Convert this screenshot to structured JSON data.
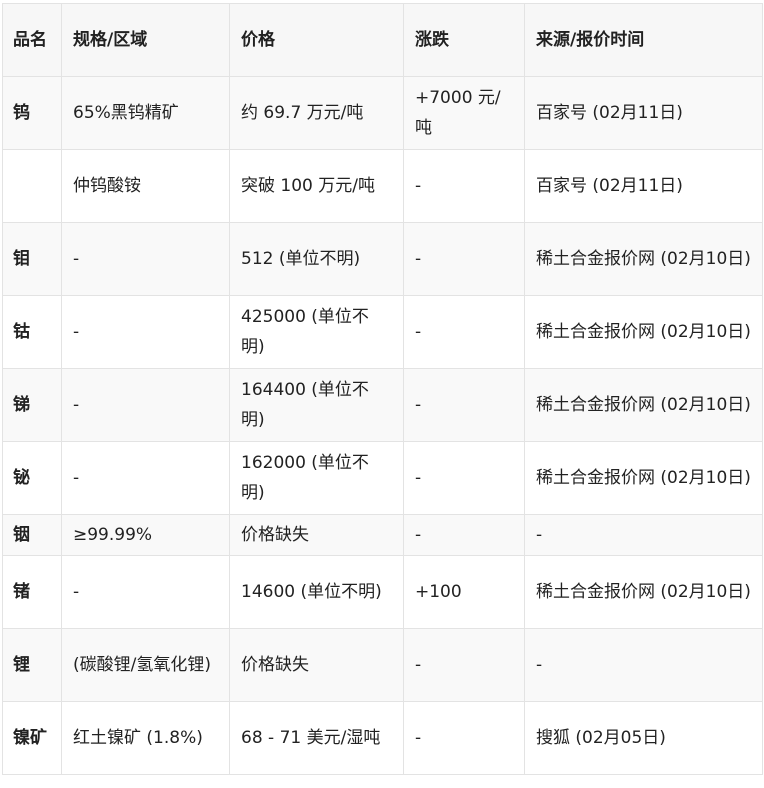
{
  "headers": [
    "品名",
    "规格/区域",
    "价格",
    "涨跌",
    "来源/报价时间"
  ],
  "rows": [
    [
      "钨",
      "65%黑钨精矿",
      "约 69.7 万元/吨",
      "+7000 元/吨",
      "百家号 (02月11日)"
    ],
    [
      "",
      "仲钨酸铵",
      "突破 100 万元/吨",
      "-",
      "百家号 (02月11日)"
    ],
    [
      "钼",
      "-",
      "512 (单位不明)",
      "-",
      "稀土合金报价网 (02月10日)"
    ],
    [
      "钴",
      "-",
      "425000 (单位不明)",
      "-",
      "稀土合金报价网 (02月10日)"
    ],
    [
      "锑",
      "-",
      "164400 (单位不明)",
      "-",
      "稀土合金报价网 (02月10日)"
    ],
    [
      "铋",
      "-",
      "162000 (单位不明)",
      "-",
      "稀土合金报价网 (02月10日)"
    ],
    [
      "铟",
      "≥99.99%",
      "价格缺失",
      "-",
      "-"
    ],
    [
      "锗",
      "-",
      "14600 (单位不明)",
      "+100",
      "稀土合金报价网 (02月10日)"
    ],
    [
      "锂",
      "(碳酸锂/氢氧化锂)",
      "价格缺失",
      "-",
      "-"
    ],
    [
      "镍矿",
      "红土镍矿 (1.8%)",
      "68 - 71 美元/湿吨",
      "-",
      "搜狐 (02月05日)"
    ]
  ]
}
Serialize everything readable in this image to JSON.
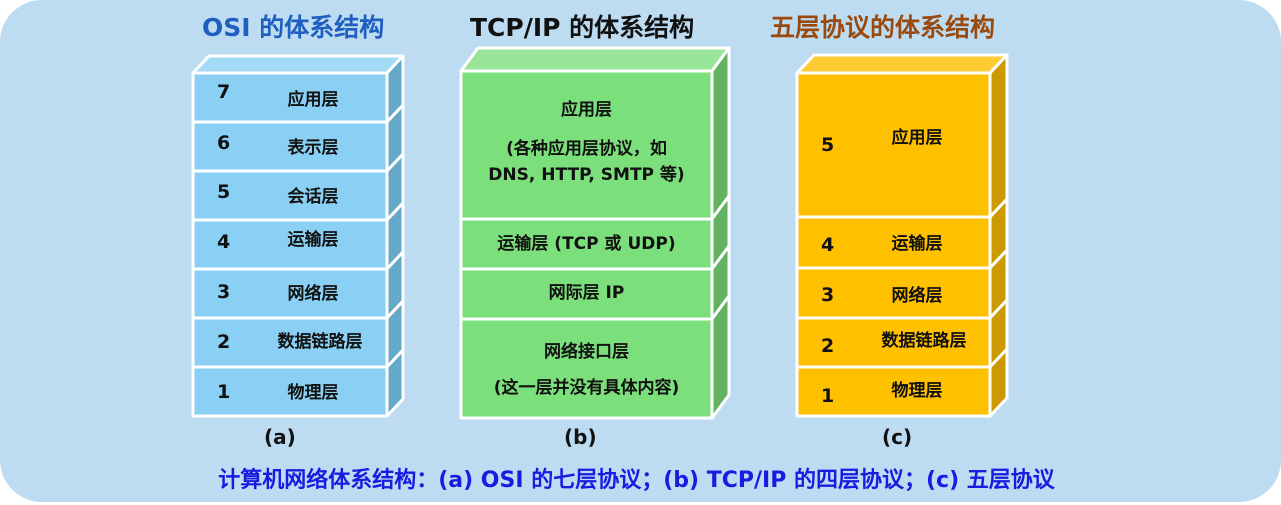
{
  "colors": {
    "background": "#bddcf2",
    "osi_title": "#1f5fbf",
    "tcpip_title": "#111111",
    "five_title": "#9a4a0e",
    "caption": "#1b1be0",
    "osi_front": "#8ad0f4",
    "osi_top": "#a3daf6",
    "osi_side": "#66a8c8",
    "tcpip_front": "#7bdf7b",
    "tcpip_top": "#98e498",
    "tcpip_side": "#61b261",
    "five_front": "#ffc000",
    "five_top": "#ffcb33",
    "five_side": "#cc9a00",
    "edge": "#ffffff"
  },
  "osi": {
    "title": "OSI 的体系结构",
    "sublabel": "(a)",
    "layers": [
      {
        "num": "7",
        "label": "应用层"
      },
      {
        "num": "6",
        "label": "表示层"
      },
      {
        "num": "5",
        "label": "会话层"
      },
      {
        "num": "4",
        "label": "运输层"
      },
      {
        "num": "3",
        "label": "网络层"
      },
      {
        "num": "2",
        "label": "数据链路层"
      },
      {
        "num": "1",
        "label": "物理层"
      }
    ]
  },
  "tcpip": {
    "title": "TCP/IP 的体系结构",
    "sublabel": "(b)",
    "layers": [
      {
        "label": "应用层",
        "detail_1": "(各种应用层协议，如",
        "detail_2": "DNS, HTTP, SMTP 等)"
      },
      {
        "label": "运输层 (TCP 或 UDP)"
      },
      {
        "label": "网际层 IP"
      },
      {
        "label": "网络接口层",
        "detail_1": "(这一层并没有具体内容)"
      }
    ]
  },
  "five": {
    "title": "五层协议的体系结构",
    "sublabel": "(c)",
    "layers": [
      {
        "num": "5",
        "label": "应用层"
      },
      {
        "num": "4",
        "label": "运输层"
      },
      {
        "num": "3",
        "label": "网络层"
      },
      {
        "num": "2",
        "label": "数据链路层"
      },
      {
        "num": "1",
        "label": "物理层"
      }
    ]
  },
  "caption": "计算机网络体系结构：(a) OSI 的七层协议；(b) TCP/IP 的四层协议；(c) 五层协议"
}
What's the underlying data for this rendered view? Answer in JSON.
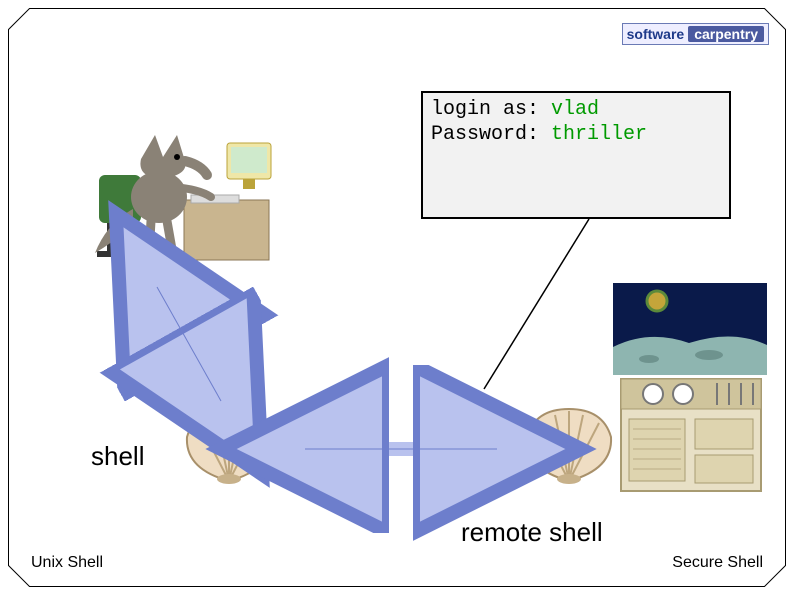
{
  "logo": {
    "part1": "software",
    "part2": "carpentry"
  },
  "terminal": {
    "line1_prompt": "login as:",
    "line1_input": " vlad",
    "line2_prompt": "Password:",
    "line2_input": " thriller"
  },
  "labels": {
    "shell": "shell",
    "remote_shell": "remote shell"
  },
  "footer": {
    "left": "Unix Shell",
    "right": "Secure Shell"
  },
  "illustrations": {
    "wolf": "wolf-at-computer",
    "shell_local": "seashell",
    "shell_remote": "seashell",
    "remote_machine": "moon-base-computer"
  },
  "arrows": {
    "a1": "wolf↔local-shell",
    "a2": "local-shell↔remote-shell",
    "a3": "terminal→remote-shell-pointer"
  }
}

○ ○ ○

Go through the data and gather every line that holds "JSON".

-- EXERCISE RESPONSE --
Convert this screenshot to structured JSON data.
Serialize everything readable in this image to JSON.
What's the underlying data for this rendered view? Answer in JSON.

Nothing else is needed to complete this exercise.